> [TRY IT] Check each line of the data for "服务内容" and select those that have it.

________________________________________

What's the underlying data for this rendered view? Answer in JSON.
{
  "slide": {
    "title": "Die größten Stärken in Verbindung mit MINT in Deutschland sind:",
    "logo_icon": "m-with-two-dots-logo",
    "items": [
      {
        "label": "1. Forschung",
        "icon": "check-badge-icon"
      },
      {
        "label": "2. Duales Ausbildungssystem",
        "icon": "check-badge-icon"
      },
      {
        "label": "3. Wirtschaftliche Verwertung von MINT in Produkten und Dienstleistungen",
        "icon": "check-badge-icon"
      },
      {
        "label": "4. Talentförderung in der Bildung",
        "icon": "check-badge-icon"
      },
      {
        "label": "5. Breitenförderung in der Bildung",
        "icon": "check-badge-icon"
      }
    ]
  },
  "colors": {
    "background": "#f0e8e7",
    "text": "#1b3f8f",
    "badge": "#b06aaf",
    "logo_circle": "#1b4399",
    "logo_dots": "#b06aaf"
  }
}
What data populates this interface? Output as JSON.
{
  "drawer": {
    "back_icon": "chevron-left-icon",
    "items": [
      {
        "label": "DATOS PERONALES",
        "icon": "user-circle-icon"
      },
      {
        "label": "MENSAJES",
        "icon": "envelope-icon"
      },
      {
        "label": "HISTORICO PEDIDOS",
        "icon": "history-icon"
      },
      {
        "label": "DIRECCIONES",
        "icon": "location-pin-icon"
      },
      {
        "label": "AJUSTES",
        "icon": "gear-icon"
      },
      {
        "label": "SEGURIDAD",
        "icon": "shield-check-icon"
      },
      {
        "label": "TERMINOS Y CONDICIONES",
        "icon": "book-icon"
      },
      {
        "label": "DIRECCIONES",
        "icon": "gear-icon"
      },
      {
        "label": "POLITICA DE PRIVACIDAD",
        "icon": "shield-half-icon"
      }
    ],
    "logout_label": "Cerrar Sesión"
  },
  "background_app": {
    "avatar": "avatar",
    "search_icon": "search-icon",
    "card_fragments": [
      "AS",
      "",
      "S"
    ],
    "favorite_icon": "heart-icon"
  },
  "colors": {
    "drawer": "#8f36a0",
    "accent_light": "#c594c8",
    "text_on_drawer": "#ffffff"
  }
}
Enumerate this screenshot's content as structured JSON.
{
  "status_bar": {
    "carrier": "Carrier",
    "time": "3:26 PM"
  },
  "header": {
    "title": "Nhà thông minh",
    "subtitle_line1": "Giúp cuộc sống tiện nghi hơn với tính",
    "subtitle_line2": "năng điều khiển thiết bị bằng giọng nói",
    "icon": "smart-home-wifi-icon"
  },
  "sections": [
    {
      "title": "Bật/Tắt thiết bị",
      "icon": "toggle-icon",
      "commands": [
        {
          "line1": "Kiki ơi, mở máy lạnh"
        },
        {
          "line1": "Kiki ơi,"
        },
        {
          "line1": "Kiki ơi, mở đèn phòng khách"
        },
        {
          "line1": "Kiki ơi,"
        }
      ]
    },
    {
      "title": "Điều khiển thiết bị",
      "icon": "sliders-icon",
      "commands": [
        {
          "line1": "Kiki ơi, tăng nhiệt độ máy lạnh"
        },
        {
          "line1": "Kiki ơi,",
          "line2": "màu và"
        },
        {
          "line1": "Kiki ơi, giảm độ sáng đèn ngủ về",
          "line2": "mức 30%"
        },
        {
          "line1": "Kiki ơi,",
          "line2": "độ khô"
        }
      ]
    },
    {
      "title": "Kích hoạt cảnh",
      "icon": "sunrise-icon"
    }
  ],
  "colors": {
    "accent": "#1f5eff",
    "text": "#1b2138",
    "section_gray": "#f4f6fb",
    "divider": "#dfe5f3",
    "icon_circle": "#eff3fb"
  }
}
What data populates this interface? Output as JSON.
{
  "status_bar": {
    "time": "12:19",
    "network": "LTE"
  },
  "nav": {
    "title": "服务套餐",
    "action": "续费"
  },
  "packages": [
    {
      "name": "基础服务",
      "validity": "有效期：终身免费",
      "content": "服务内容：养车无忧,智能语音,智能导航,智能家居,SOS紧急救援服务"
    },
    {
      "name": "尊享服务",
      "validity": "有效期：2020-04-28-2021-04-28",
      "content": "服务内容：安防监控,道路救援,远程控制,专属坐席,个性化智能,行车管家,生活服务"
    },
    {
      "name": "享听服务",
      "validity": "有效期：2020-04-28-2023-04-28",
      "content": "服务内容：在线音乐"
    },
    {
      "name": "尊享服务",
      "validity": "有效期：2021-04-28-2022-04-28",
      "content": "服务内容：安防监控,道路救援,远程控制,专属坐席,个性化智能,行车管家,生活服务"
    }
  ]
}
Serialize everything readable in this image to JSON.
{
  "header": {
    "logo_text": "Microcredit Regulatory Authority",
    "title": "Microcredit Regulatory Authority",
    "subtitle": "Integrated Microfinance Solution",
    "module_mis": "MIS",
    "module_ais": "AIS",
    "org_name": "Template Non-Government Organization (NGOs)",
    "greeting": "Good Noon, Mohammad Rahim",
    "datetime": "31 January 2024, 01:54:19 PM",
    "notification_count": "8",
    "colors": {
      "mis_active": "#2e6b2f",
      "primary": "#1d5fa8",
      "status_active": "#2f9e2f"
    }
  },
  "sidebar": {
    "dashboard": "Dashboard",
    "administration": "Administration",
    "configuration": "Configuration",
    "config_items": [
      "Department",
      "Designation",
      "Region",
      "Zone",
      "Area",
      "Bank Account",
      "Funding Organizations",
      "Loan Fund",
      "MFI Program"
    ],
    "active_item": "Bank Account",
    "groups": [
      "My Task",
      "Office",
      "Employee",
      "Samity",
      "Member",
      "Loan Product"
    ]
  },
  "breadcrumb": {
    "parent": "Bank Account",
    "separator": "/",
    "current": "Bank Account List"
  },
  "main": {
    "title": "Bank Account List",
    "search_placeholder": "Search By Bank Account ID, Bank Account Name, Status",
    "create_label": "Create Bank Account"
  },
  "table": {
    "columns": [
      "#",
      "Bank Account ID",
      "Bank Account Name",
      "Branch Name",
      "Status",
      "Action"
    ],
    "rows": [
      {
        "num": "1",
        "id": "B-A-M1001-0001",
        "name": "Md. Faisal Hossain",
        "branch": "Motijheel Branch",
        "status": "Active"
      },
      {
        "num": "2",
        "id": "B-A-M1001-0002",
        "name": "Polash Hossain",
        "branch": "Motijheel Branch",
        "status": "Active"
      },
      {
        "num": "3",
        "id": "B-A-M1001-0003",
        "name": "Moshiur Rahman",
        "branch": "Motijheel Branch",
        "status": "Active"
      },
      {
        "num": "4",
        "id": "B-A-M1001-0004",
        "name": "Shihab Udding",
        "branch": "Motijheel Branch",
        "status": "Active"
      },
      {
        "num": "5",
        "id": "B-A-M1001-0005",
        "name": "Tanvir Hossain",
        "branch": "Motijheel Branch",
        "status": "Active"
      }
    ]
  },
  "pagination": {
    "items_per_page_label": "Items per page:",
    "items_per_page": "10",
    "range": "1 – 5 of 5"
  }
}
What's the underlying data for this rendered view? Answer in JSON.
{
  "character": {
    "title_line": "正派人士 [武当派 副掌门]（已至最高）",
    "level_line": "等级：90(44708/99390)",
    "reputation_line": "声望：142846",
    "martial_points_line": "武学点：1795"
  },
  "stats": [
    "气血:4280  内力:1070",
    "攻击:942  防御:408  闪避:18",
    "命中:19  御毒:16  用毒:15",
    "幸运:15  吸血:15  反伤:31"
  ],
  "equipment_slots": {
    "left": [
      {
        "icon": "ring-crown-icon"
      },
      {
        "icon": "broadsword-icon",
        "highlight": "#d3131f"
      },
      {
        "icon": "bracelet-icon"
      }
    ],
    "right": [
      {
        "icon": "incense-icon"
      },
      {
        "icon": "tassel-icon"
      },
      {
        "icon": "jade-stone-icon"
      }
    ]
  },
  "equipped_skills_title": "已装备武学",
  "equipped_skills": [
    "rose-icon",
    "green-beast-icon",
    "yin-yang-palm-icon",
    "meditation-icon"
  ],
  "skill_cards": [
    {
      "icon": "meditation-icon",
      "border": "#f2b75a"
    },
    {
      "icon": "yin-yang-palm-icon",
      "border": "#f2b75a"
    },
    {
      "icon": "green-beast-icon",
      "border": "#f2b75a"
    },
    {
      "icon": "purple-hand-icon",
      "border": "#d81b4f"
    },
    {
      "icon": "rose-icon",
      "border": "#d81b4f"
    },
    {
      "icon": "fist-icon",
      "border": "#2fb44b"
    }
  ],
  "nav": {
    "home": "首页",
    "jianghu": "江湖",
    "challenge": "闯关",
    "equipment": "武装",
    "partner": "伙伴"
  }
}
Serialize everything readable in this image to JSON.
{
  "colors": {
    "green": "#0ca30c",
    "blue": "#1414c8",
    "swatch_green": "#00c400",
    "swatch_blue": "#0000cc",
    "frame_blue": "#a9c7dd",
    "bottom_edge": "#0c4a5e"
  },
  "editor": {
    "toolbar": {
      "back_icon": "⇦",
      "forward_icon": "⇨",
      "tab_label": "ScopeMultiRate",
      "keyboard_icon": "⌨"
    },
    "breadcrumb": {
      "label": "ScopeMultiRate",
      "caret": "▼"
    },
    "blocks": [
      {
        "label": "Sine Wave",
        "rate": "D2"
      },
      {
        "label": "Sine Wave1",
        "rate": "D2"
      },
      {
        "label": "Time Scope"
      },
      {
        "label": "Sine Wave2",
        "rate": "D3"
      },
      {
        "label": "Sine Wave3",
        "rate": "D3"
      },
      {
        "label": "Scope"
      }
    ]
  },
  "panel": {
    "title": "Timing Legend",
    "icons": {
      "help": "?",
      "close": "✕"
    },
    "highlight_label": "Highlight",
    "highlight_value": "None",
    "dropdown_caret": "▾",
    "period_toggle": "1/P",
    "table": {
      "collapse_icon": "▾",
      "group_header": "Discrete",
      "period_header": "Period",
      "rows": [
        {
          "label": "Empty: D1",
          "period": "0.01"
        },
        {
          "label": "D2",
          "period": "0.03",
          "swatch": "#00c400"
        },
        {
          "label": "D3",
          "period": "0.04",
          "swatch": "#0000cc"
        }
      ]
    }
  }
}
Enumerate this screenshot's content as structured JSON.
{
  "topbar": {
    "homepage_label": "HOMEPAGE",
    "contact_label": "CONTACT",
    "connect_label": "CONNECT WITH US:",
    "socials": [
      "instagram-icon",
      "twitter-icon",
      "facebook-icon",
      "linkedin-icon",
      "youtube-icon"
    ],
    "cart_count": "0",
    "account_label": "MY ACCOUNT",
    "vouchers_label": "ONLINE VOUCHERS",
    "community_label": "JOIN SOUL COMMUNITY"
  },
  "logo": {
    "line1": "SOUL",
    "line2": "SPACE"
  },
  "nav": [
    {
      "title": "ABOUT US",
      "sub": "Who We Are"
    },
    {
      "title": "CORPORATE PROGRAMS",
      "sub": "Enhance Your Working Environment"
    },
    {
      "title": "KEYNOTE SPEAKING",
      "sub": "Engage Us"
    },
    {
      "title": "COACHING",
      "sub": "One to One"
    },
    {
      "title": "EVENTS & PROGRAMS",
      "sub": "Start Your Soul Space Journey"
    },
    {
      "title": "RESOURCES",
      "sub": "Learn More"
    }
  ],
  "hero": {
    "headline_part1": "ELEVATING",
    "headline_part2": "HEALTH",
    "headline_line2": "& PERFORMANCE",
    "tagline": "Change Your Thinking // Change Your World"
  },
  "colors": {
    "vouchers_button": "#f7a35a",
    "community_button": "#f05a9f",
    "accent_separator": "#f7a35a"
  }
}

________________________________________

> [EXERCISE RESPONSE]
      "content": "服务内容：养车无忧,智能语音,智能导航,智能家居,SOS紧急救援服务"
      "content": "服务内容：安防监控,道路救援,远程控制,专属坐席,个性化智能,行车管家,生活服务"
      "content": "服务内容：在线音乐"
      "content": "服务内容：安防监控,道路救援,远程控制,专属坐席,个性化智能,行车管家,生活服务"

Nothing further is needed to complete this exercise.